Until now, umpires would issue a warning to players for time code violations. Additional time delays were supposed to be progressive in that they would result in the loss of the point. As a result, it was very rare for umpires to call second time violations. The new rule calls for umpires to start a clock which only they can see at the end of a point, and call a time violation at 25 seconds if the ball is not in play. The penalty is loss of the first serve. Subsequent violations are not progressive and results in loss of the next serve whether it is a first or second.

Tennis is one of few sports where there is no time limit to finish. Players must win 2 of 3 sets in regular tournaments, and 3 of 5 sets in Grans Slam events. This can sometimes result in very long matches. At the 2012 Australian Open final in January, Novak Djokovic defeated Rafa Nadal (two notoriously slow players) in the longest slam match in history, needing 5 hours and 53 minutes to prevail. In addition to scheduled 90 second breaks every two games, each player routinely took 30 or 40 seconds to serve, so the actual time the ball was in play was likely less than an hour. Such matches are almost as difficult for the spectators as for the players. Shortening them with faster play improves the game for everyone.

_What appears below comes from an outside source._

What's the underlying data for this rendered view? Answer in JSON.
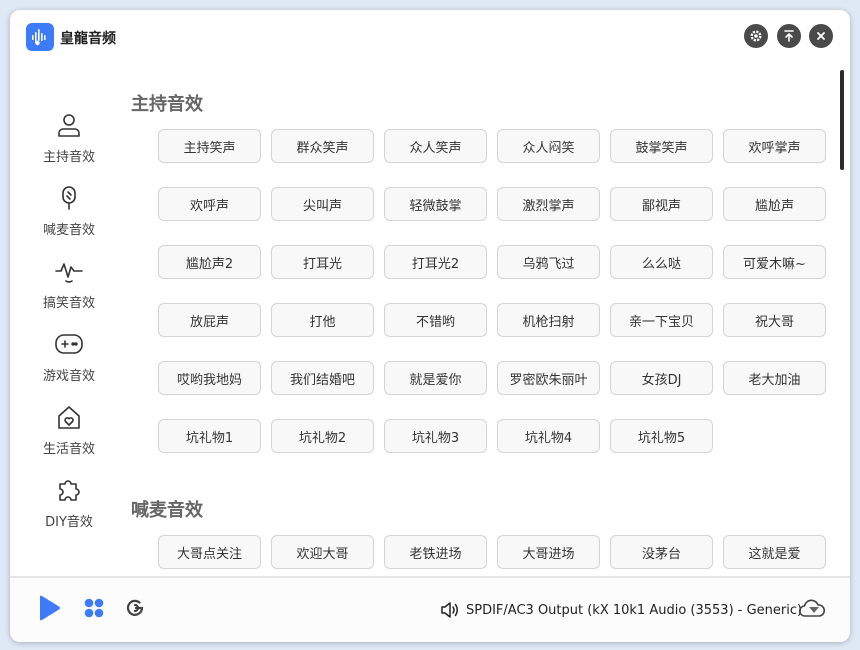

In the Bolelli v. Gimeno-Traver match today, time violations were called several times, particularly at crucial break point junctures. This was terrific to see. Diogenes expects that basketball-like countdown shot clocks will be put at court side by next season to further engage spectators and allow the players to time their actions to avoid the penalties. At the end of the day, it’s not just sport. It’s entertainment!

In the aftermath of the 9/11 attacks, news outlets such as CNN began to regularly use “active crawl” or “news tickers”. Though they had been sporadically employed for several years to impart news of school closings, stock prices and late breaking news, they soon became a regular fixture on these and other programs. ESPN started using the crawl a couple of times per hour.

This year, Tennis Channel began using a crawler nonstop during all tournament coverage. Regular viewers of their programming must be asking the question “why do they do it?” The crawler displays extraneous information about the world of sports, this day in the history of tennis, and most annoyingly, other tournament results including from the one they are broadcasting. Some of the programming is live, and some rebroadcast because the tournaments are held all over the world, and actual match times may be in the middle of the night in the US. So it is not unusual to see the results of the next match to be shown before the match is broadcast.

To add insult to injury, the ever present crawler cuts off the view of the bottom of the screen that most true students of the game would like to see. To appreciate the genius of the players, you need to look at their footwork and the little steps they take to put themselves into position to hit the amazing shots that entice us to tune in.

The producers/directors of the broadcasts must not be players, because this view is routinely denied. Either that or, perhaps they are just bored with their own shows because they have ADD.